"User assistance can add value to a product or Web service’s business model by influencing how deeply users adopt new features or services. As more products employ pay-as-you-go models like that of SaaS (Software as a Service), the contribution user assistance makes becomes increasingly more important.
Users of technology products—from mobile phones to ecommerce Web sites—often stop learning and adopting features long before they’ve mastered those products’ full capabilities. A learning plateau usually occurs once a user has learned the features that meet his minimum product-adoption criteria, when the benefit of adopting more features doesn’t seem worth the extra effort or risk.
A bank’s online bill-paying service provides an example: It is common to find many users paying bills manually online rather than using more advanced features that would let them receive bills electronically or make automatic payments online.
An ecommerce site presents another example: A user might go to the site to buy books, but does not buy other types of products the site offers, such as music or electronic gadgets.
In cases where user adoption curves flatten out at suboptimal levels, companies miss out on revenues they might otherwise get from additional fees or sales. Even in non-consumer-facing applications, suboptimal adoption levels can lead to their economic harm. For example, administrators of a network security system might find the application’s reporting capability to be unsatisfactory, because they use its canned reports instead of learning how to customize reports and improve their effectiveness. Their dissatisfaction with reporting could make the security vendor more vulnerable to competitors who boast of their more useful reports.
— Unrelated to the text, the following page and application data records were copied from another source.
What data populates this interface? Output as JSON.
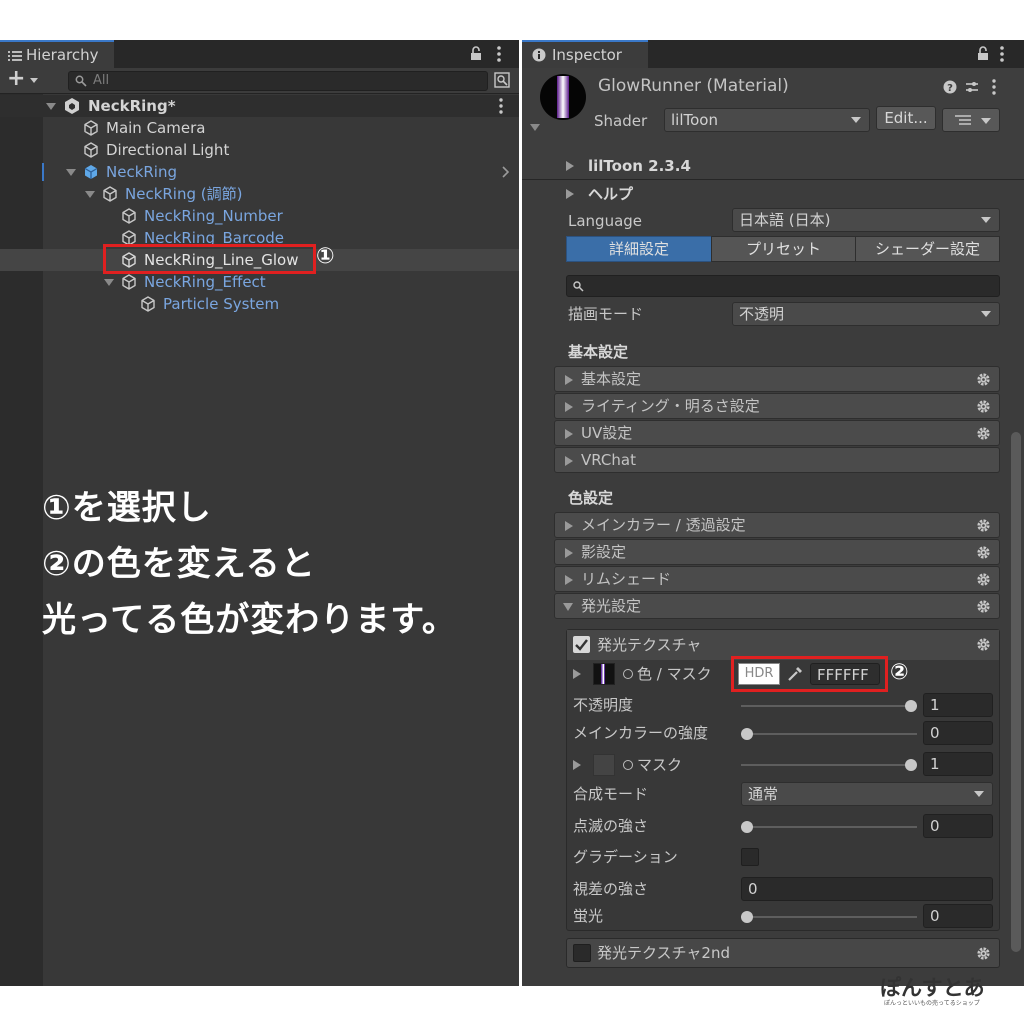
{
  "hierarchy": {
    "tab_title": "Hierarchy",
    "search_placeholder": "All",
    "add_label": "+",
    "scene_name": "NeckRing*",
    "items": [
      {
        "label": "Main Camera"
      },
      {
        "label": "Directional Light"
      },
      {
        "label": "NeckRing"
      },
      {
        "label": "NeckRing (調節)"
      },
      {
        "label": "NeckRing_Number"
      },
      {
        "label": "NeckRing_Barcode"
      },
      {
        "label": "NeckRing_Line_Glow"
      },
      {
        "label": "NeckRing_Effect"
      },
      {
        "label": "Particle System"
      }
    ]
  },
  "annotations": {
    "marker1": "①",
    "marker2": "②",
    "line1": "①を選択し",
    "line2": "②の色を変えると",
    "line3": "光ってる色が変わります。"
  },
  "inspector": {
    "tab_title": "Inspector",
    "material_name": "GlowRunner (Material)",
    "shader_label": "Shader",
    "shader_value": "lilToon",
    "edit_button": "Edit...",
    "version": "lilToon 2.3.4",
    "help": "ヘルプ",
    "language_label": "Language",
    "language_value": "日本語 (日本)",
    "tabs": [
      "詳細設定",
      "プリセット",
      "シェーダー設定"
    ],
    "render_mode_label": "描画モード",
    "render_mode_value": "不透明",
    "basic_header": "基本設定",
    "basic_sections": [
      "基本設定",
      "ライティング・明るさ設定",
      "UV設定",
      "VRChat"
    ],
    "color_header": "色設定",
    "color_sections": [
      "メインカラー / 透過設定",
      "影設定",
      "リムシェード",
      "発光設定"
    ],
    "emission": {
      "texture_label": "発光テクスチャ",
      "color_mask_label": "色 / マスク",
      "hdr_label": "HDR",
      "color_hex": "FFFFFF",
      "opacity_label": "不透明度",
      "opacity_value": "1",
      "main_color_strength_label": "メインカラーの強度",
      "main_color_strength_value": "0",
      "mask_label": "マスク",
      "mask_value": "1",
      "blend_mode_label": "合成モード",
      "blend_mode_value": "通常",
      "blink_label": "点滅の強さ",
      "blink_value": "0",
      "gradation_label": "グラデーション",
      "parallax_label": "視差の強さ",
      "parallax_value": "0",
      "fluorescence_label": "蛍光",
      "fluorescence_value": "0",
      "texture2_label": "発光テクスチャ2nd"
    }
  },
  "watermark": {
    "title": "ぽんすとあ",
    "subtitle": "ぽんっといいもの売ってるショップ"
  },
  "colors": {
    "accent_blue": "#3a78c8",
    "prefab_blue": "#7aa6e0",
    "marker_red": "#e02020"
  }
}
Many technology companies think of user adoption as an all-or-nothing, take-it-or-leave-it decision. This column poses an alternative view: progressive user adoption. A progressive user adoption strategy consciously exposes new features of a product and moves users to new levels of product adoption over time. In this column, I focus on the role of user assistance in promoting progressive adoption." (Continued via UXMatters, Mike Hughes) [Usability Resources]